Records from a data source:
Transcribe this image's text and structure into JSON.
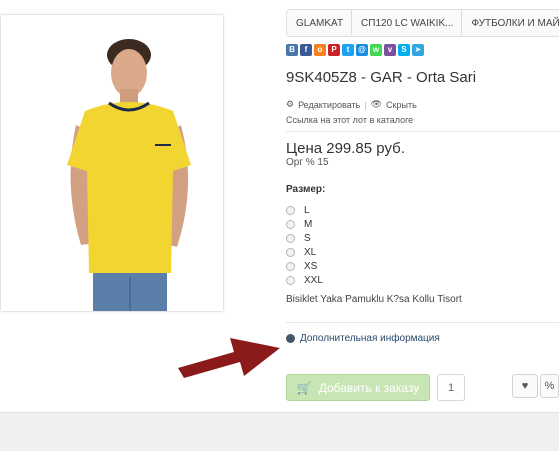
{
  "breadcrumb": [
    "GLAMKAT",
    "СП120 LC WAIKIK...",
    "ФУТБОЛКИ И МАЙК..."
  ],
  "share": {
    "buttons": [
      {
        "name": "vk-icon",
        "glyph": "В",
        "color": "#4a76a8"
      },
      {
        "name": "facebook-icon",
        "glyph": "f",
        "color": "#3b5998"
      },
      {
        "name": "odnoklassniki-icon",
        "glyph": "о",
        "color": "#f58220"
      },
      {
        "name": "pinterest-icon",
        "glyph": "P",
        "color": "#cb2027"
      },
      {
        "name": "twitter-icon",
        "glyph": "t",
        "color": "#1da1f2"
      },
      {
        "name": "mailru-icon",
        "glyph": "@",
        "color": "#168de2"
      },
      {
        "name": "whatsapp-icon",
        "glyph": "w",
        "color": "#43d854"
      },
      {
        "name": "viber-icon",
        "glyph": "v",
        "color": "#7b519d"
      },
      {
        "name": "skype-icon",
        "glyph": "S",
        "color": "#00aff0"
      },
      {
        "name": "telegram-icon",
        "glyph": "➤",
        "color": "#2fa8e0"
      }
    ]
  },
  "product": {
    "title": "9SK405Z8 - GAR - Orta Sari",
    "edit_label": "Редактировать",
    "hide_label": "Скрыть",
    "catalog_link": "Ссылка на этот лот в каталоге",
    "price": "Цена 299.85 руб.",
    "org": "Орг % 15",
    "size_label": "Размер:",
    "sizes": [
      "L",
      "M",
      "S",
      "XL",
      "XS",
      "XXL"
    ],
    "description": "Bisiklet Yaka Pamuklu K?sa Kollu Tisort",
    "more_info": "Дополнительная информация"
  },
  "actions": {
    "add_label": "Добавить к заказу",
    "quantity": "1"
  },
  "colors": {
    "shirt": "#f2d531",
    "arrow": "#8b1a1a",
    "add_button": "#c8e6b4"
  }
}
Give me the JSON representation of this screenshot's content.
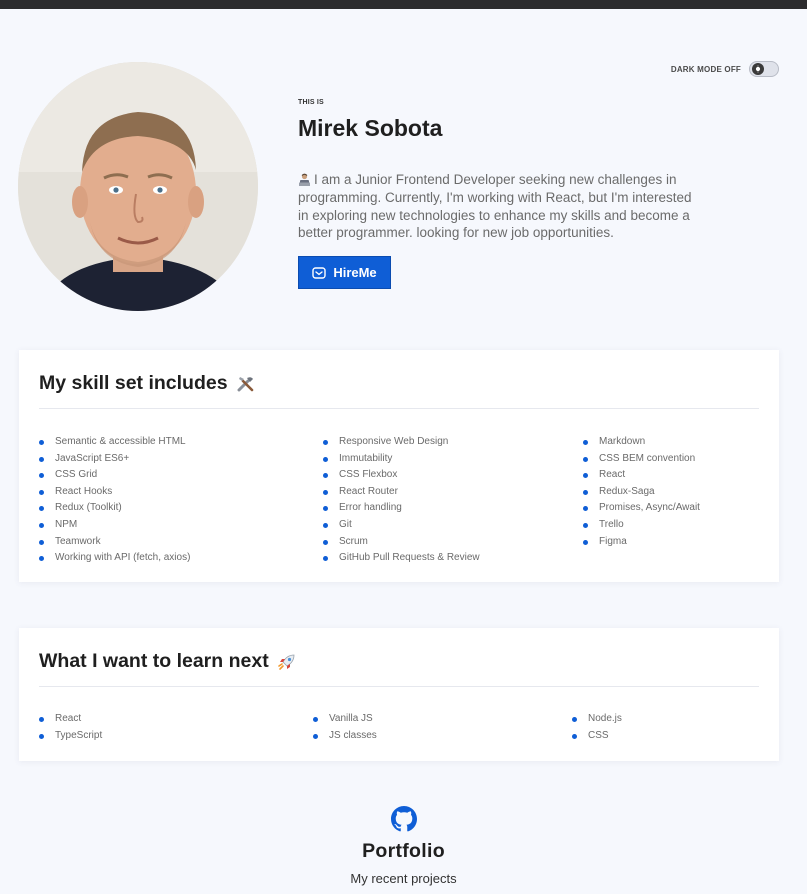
{
  "theme": {
    "toggle_label": "DARK MODE OFF",
    "accent": "#0f5ed6"
  },
  "hero": {
    "eyebrow": "THIS IS",
    "name": "Mirek Sobota",
    "bio": "I am a Junior Frontend Developer seeking new challenges in programming. Currently, I'm working with React, but I'm interested in exploring new technologies to enhance my skills and become a better programmer. looking for new job opportunities.",
    "bio_icon": "technologist-emoji",
    "cta_label": "HireMe",
    "cta_icon": "mail-icon"
  },
  "skills": {
    "title": "My skill set includes",
    "title_icon": "tools-emoji",
    "col1": [
      "Semantic & accessible HTML",
      "JavaScript ES6+",
      "CSS Grid",
      "React Hooks",
      "Redux (Toolkit)",
      "NPM",
      "Teamwork",
      "Working with API (fetch, axios)"
    ],
    "col2": [
      "Responsive Web Design",
      "Immutability",
      "CSS Flexbox",
      "React Router",
      "Error handling",
      "Git",
      "Scrum",
      "GitHub Pull Requests & Review"
    ],
    "col3": [
      "Markdown",
      "CSS BEM convention",
      "React",
      "Redux-Saga",
      "Promises, Async/Await",
      "Trello",
      "Figma"
    ]
  },
  "learn": {
    "title": "What I want to learn next",
    "title_icon": "rocket-emoji",
    "col1": [
      "React",
      "TypeScript"
    ],
    "col2": [
      "Vanilla JS",
      "JS classes"
    ],
    "col3": [
      "Node.js",
      "CSS"
    ]
  },
  "portfolio": {
    "icon": "github-icon",
    "title": "Portfolio",
    "subtitle": "My recent projects"
  }
}
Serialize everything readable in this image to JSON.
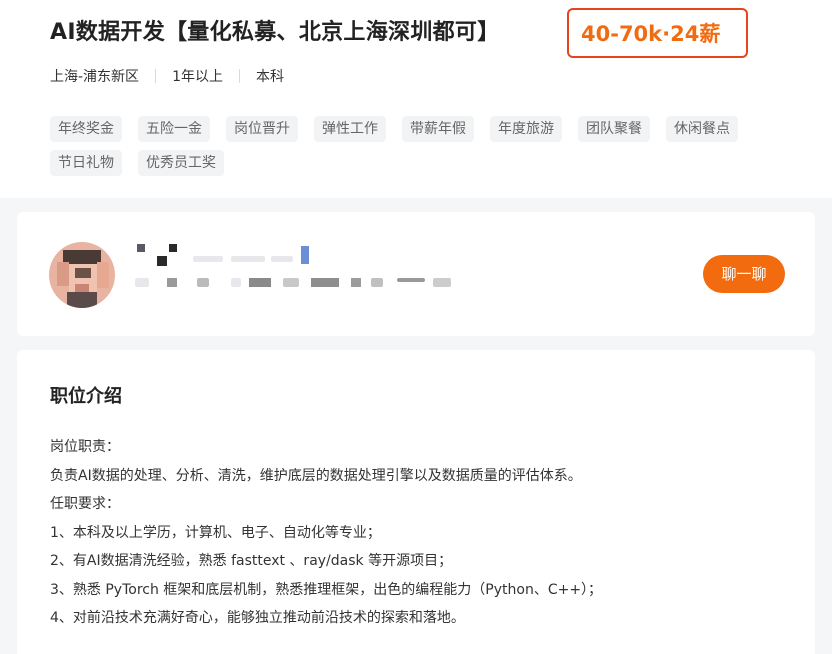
{
  "job": {
    "title": "AI数据开发【量化私募、北京上海深圳都可】",
    "salary": "40-70k·24薪",
    "location": "上海-浦东新区",
    "experience": "1年以上",
    "education": "本科",
    "tags": [
      "年终奖金",
      "五险一金",
      "岗位晋升",
      "弹性工作",
      "带薪年假",
      "年度旅游",
      "团队聚餐",
      "休闲餐点",
      "节日礼物",
      "优秀员工奖"
    ]
  },
  "recruiter": {
    "chat_button": "聊一聊"
  },
  "description": {
    "title": "职位介绍",
    "lines": [
      "岗位职责：",
      "负责AI数据的处理、分析、清洗，维护底层的数据处理引擎以及数据质量的评估体系。",
      "任职要求：",
      "1、本科及以上学历，计算机、电子、自动化等专业；",
      "2、有AI数据清洗经验，熟悉 fasttext 、ray/dask 等开源项目；",
      "3、熟悉 PyTorch 框架和底层机制，熟悉推理框架，出色的编程能力（Python、C++）；",
      "4、对前沿技术充满好奇心，能够独立推动前沿技术的探索和落地。"
    ]
  },
  "colors": {
    "accent": "#f26b0f",
    "highlight_border": "#e8431f"
  }
}
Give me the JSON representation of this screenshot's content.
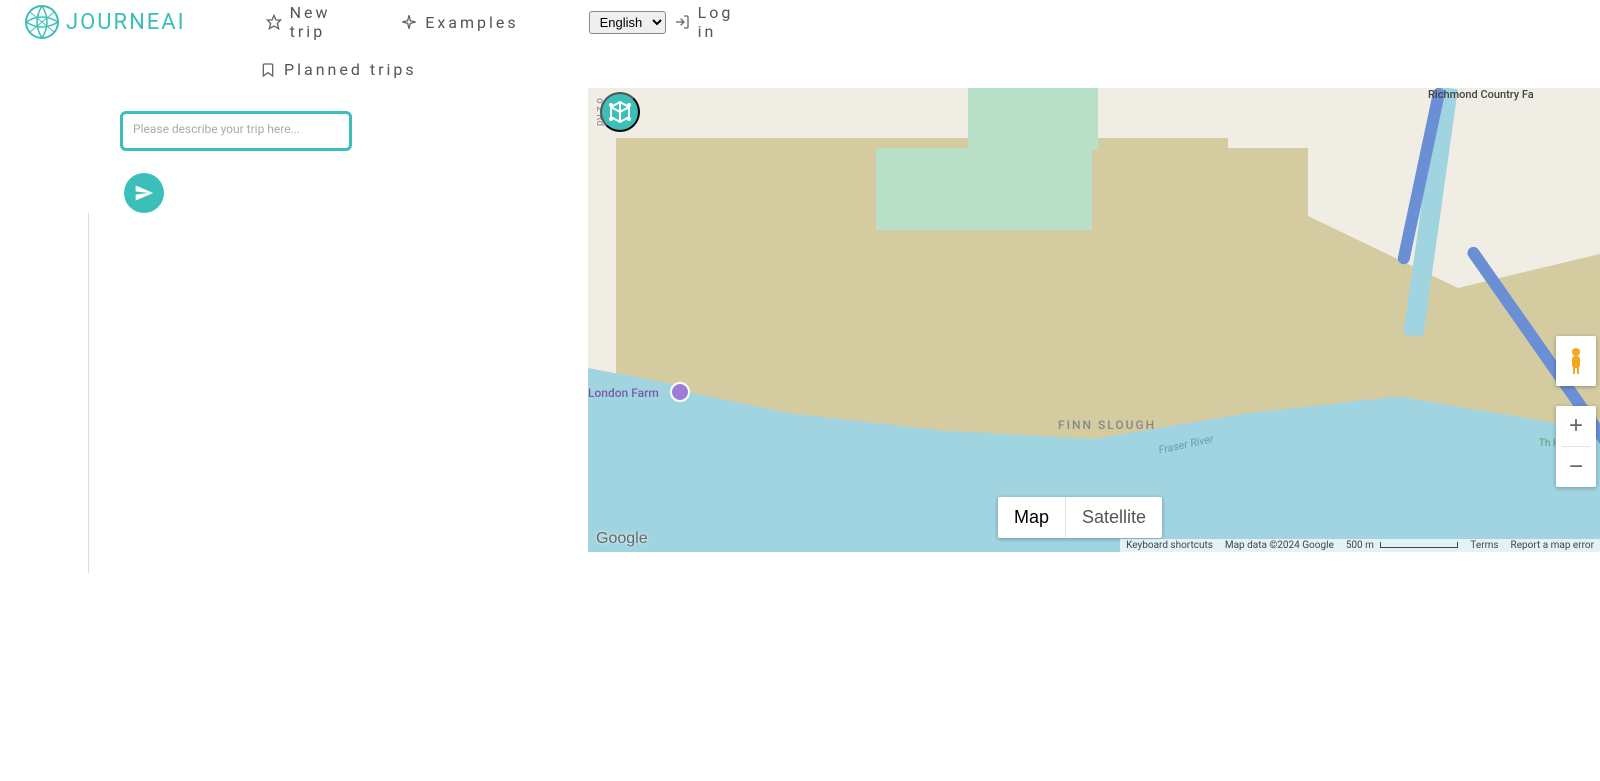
{
  "brand": {
    "name": "JOURNEAI"
  },
  "nav": {
    "new_trip": "New trip",
    "examples": "Examples",
    "planned_trips": "Planned trips",
    "login": "Log in"
  },
  "language": {
    "selected": "English",
    "options": [
      "English"
    ]
  },
  "input": {
    "placeholder": "Please describe your trip here..."
  },
  "map": {
    "type_map": "Map",
    "type_satellite": "Satellite",
    "pois": {
      "london_farm": "London Farm",
      "finn_slough": "FINN SLOUGH",
      "richmond_country": "Richmond Country Fa"
    },
    "road_labels": {
      "no2": "o 2 Rd"
    },
    "river": "Fraser River",
    "logo": "Google",
    "footer": {
      "keyboard": "Keyboard shortcuts",
      "data": "Map data ©2024 Google",
      "scale": "500 m",
      "terms": "Terms",
      "report": "Report a map error"
    },
    "green_label": "Th Hampt ov"
  }
}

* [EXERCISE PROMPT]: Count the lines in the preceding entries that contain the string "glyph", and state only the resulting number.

* [OUTPUT BELOW]: 10